Periodontitis – Gum Disease
Periodontitis or gingivitis is an infection of the tissues in your mouth: the gums and bone that support the teeth. If untreated, periodontitis causes progressive bone loss around teeth, loosening your teeth and in extreme cases your teeth may even fall out.
Periodontitis is a very common disease affecting approximately 90 per cent of adults over the age of 50. Severe forms of the disease though affect less than 10 per cent of the adult population.
What causes periodontitis?
The major cause of periodontits or gingivitis is the accumulation of bacteria at the gum line in the form of a sticky, yellowish film, which is called dental plaque. If left undisturbed, bacterial plaque calcifies to form dental calculus or tartar.
Periodontits can be caused by a number of factors:
- Particularly potent or virulent bacteria
- Smoking increases the rate of bone loss, compromises the healing and thus the response to the treatment
- Stress does not help as it compromises the immune or defence system
- Systemic diseases such as diabetes, Leukemias or HIV

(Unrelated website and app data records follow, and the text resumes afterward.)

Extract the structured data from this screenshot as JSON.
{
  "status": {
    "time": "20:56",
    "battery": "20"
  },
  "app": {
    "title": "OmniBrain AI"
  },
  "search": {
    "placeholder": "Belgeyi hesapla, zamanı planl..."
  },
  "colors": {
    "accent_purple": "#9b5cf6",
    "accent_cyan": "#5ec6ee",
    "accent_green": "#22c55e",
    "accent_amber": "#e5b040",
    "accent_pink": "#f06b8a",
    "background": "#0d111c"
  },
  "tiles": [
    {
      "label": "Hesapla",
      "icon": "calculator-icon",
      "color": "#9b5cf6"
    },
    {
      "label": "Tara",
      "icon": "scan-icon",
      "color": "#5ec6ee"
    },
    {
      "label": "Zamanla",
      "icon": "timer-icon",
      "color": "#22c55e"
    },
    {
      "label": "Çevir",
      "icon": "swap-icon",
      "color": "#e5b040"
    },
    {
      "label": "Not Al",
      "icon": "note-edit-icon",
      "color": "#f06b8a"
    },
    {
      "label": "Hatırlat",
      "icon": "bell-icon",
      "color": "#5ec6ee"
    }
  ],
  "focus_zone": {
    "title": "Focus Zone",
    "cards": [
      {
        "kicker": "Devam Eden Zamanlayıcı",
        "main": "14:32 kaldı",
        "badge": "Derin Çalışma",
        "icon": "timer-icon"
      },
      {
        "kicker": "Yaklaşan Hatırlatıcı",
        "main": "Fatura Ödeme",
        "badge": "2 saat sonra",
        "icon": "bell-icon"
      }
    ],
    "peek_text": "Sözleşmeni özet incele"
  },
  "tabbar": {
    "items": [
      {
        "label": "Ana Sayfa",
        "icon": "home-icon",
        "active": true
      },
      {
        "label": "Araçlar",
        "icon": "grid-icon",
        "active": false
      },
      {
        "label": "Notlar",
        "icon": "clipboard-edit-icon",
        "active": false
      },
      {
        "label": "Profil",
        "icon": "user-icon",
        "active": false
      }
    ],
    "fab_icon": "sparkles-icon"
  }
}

- Family history is also a factor – some people are more susceptible than others
- Occasional redness or bleeding of gums while brushing teeth, using dental floss or biting into hard food (e.g. apples)
- Occasional gum swellings
- Pus coming from the gums and between the teeth
- Bad breath or persistent bad taste in the mouth
- Recession of gums resulting in longer teeth
- Pockets between the teeth and the gums – sites where the jawbone has been destroyed gradually or by repeated swellings
- Loose, shaky, drifting teeth
- Exfoliation of teeth in later stages
Gingival inflammation and bone loss are largely painless. So, painless bleeding after tooth-brushing could be a symptom of periodontitis that is progressing.
Treatment of established disease
It is possible to treat even well established cases of periodontitis as follows:
1. Good oral hygiene
Tooth-brushing twice a day and interdental cleaning using floss or interdental brushes once a day should be part of your normal dental hygiene routine.
2. Professional cleaning and scaling
At the London Day Surgery we offer use the latest piezoelectric root surface conditioners to remove bacterial plaque and calculus from the tooth surfaces. Local anaesthetic is commonly used to prevent discomfort during this process. Professional root surface conditioning and disease removal reliably controls the vast majority of mild and moderate gum disease. More advanced cases may require ‘periodontal surgery’ and the London Day Surgery Centre is at the forefront of global techniques in advanced gum disease cases.
3. Gingival surgery
This type of oral surgery is performed to access the root surfaces close to the bone level and improve visibility to remove any deposits and inflammatory tissue. Moreover, surgery can be used for bone augmentation increasing support for the teeth. This is achieved by using bone grafts, either animal or synthetic derivatives.
Cosmetic gum surgery is becoming ever more popular. We offer solutions for ever challenging cases of gum recession, and root exposure.
Once the gums become healthy again, frequent maintenance visits will be necessary to ensure that the disease doesn’t establish itself again.
Dr Robin Ratcliffe BSc BDS MSc Cert Impl treats patients on Wednesdays and Fridays. To find out more about Dr Ratcliffe please see our Team page.